Plus ça change, plus c’est la même chose (The more things change, the more they remain the same)Jean-Baptiste Alphonse Karr
As things open up and people start commuting back to work, my work times have begun to get back to the usual nine to five. There’s little opportunity now to finish most of my day’s work in a five hour stretch in the morning and then go for a walk. As a result I find that the last time I was out for a stroll in the middle of the day was in late August. I’ve been posting on and off about the great ferment in small businesses: many have shut, others have changed from one business to another. A corner restaurant that I used to duck into for an occasional cup of tea has shuttered down, as you can see in the featured photo.
The Family has a favourite fruit vendor. As she chatted with him, I looked at the small but elaborate Jain temple next to the street market he sits in. Religious places are set to open soon, but at the end of August its doors were still firmly shut. All around it business seemed to be on as usual. When I said this to The Family, she gave me The Look. “Don’t you remember how crowded this place used to be in the afternoons?” I don’t any longer, but I can imagine that when people again have unrestricted access to the suburban trains, the crowds here will double.
The market began to fill up by sundown. Many people are still fully masked, but sights like the one above are not uncommon. Mumbai claims to have given one shot of the vaccine to almost all residents, and both shots to a rapidly increasing fraction. In January when I saw scenes like this I was afraid (correctly, as it unfortunately turned out) that we would have a new wave of infections soon.
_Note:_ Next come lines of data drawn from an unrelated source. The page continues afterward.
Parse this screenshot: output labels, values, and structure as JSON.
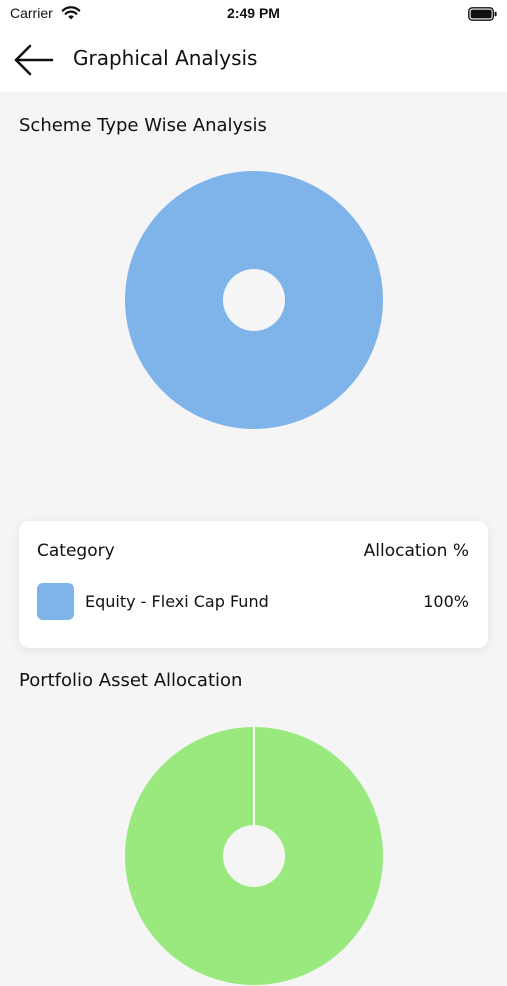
{
  "status_bar": {
    "carrier": "Carrier",
    "time": "2:49 PM",
    "wifi_icon": "wifi-icon",
    "battery_icon": "battery-icon"
  },
  "header": {
    "title": "Graphical Analysis",
    "back_icon": "arrow-left-icon"
  },
  "scheme_section": {
    "title": "Scheme Type Wise Analysis"
  },
  "legend": {
    "header_category": "Category",
    "header_allocation": "Allocation %",
    "items": [
      {
        "label": "Equity - Flexi Cap Fund",
        "value": "100%",
        "color": "#7fb4ea"
      }
    ]
  },
  "asset_section": {
    "title": "Portfolio Asset Allocation"
  },
  "colors": {
    "scheme_donut": "#7fb4ea",
    "asset_donut": "#99e97f",
    "background": "#f5f5f5"
  },
  "chart_data": [
    {
      "type": "pie",
      "title": "Scheme Type Wise Analysis",
      "categories": [
        "Equity - Flexi Cap Fund"
      ],
      "values": [
        100
      ],
      "colors": [
        "#7fb4ea"
      ]
    },
    {
      "type": "pie",
      "title": "Portfolio Asset Allocation",
      "categories": [],
      "values": [
        100
      ],
      "colors": [
        "#99e97f"
      ]
    }
  ]
}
This time, I see this and hope that it signals a return to normal. At least, as long as a new mutant of the virus does not begin to spread.